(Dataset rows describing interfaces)

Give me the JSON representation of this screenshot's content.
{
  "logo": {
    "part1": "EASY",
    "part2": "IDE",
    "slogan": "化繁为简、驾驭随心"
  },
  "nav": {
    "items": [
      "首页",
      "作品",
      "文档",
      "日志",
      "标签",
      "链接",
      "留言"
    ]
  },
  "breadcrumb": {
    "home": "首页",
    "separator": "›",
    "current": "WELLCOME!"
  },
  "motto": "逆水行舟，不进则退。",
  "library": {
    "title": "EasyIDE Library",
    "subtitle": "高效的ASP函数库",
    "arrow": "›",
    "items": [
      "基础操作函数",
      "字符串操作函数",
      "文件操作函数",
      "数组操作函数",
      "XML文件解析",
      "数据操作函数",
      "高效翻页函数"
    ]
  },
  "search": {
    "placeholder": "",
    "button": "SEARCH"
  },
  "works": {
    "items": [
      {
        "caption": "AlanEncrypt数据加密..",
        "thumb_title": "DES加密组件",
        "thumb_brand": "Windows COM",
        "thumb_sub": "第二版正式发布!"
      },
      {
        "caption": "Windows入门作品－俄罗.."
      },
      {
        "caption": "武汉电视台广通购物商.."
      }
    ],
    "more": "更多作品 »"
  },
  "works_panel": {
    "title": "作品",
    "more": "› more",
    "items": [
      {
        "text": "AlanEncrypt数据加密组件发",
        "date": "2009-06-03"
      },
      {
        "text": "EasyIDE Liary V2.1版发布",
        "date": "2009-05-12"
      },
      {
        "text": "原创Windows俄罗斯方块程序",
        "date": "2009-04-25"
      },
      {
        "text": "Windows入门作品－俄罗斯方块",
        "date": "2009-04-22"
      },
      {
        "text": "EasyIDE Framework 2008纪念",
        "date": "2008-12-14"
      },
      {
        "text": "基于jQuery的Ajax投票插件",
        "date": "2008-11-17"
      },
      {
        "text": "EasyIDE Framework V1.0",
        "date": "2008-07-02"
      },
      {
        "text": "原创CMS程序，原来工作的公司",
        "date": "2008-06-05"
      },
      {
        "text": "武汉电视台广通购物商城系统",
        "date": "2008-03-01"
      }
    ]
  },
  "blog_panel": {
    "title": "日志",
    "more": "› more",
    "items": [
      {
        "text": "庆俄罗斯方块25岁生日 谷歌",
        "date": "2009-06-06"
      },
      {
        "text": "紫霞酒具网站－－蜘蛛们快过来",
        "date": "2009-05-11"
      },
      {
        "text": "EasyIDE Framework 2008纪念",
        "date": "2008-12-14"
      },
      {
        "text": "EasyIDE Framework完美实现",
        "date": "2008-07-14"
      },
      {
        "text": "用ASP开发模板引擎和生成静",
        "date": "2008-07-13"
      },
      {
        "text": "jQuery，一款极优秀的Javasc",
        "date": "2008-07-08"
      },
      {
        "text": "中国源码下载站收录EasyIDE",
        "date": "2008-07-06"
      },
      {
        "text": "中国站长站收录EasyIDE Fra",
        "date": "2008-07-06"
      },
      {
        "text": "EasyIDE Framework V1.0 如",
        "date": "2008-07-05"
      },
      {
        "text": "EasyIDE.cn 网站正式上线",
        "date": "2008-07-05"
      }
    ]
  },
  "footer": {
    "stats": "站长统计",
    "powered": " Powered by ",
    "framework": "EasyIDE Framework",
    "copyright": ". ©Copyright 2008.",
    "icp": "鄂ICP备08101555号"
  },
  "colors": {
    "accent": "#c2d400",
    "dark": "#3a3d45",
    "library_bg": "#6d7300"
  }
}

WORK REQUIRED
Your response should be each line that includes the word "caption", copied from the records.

RESULT FOR THIS EXERCISE
        "caption": "AlanEncrypt数据加密..",
        "caption": "Windows入门作品－俄罗.."
        "caption": "武汉电视台广通购物商.."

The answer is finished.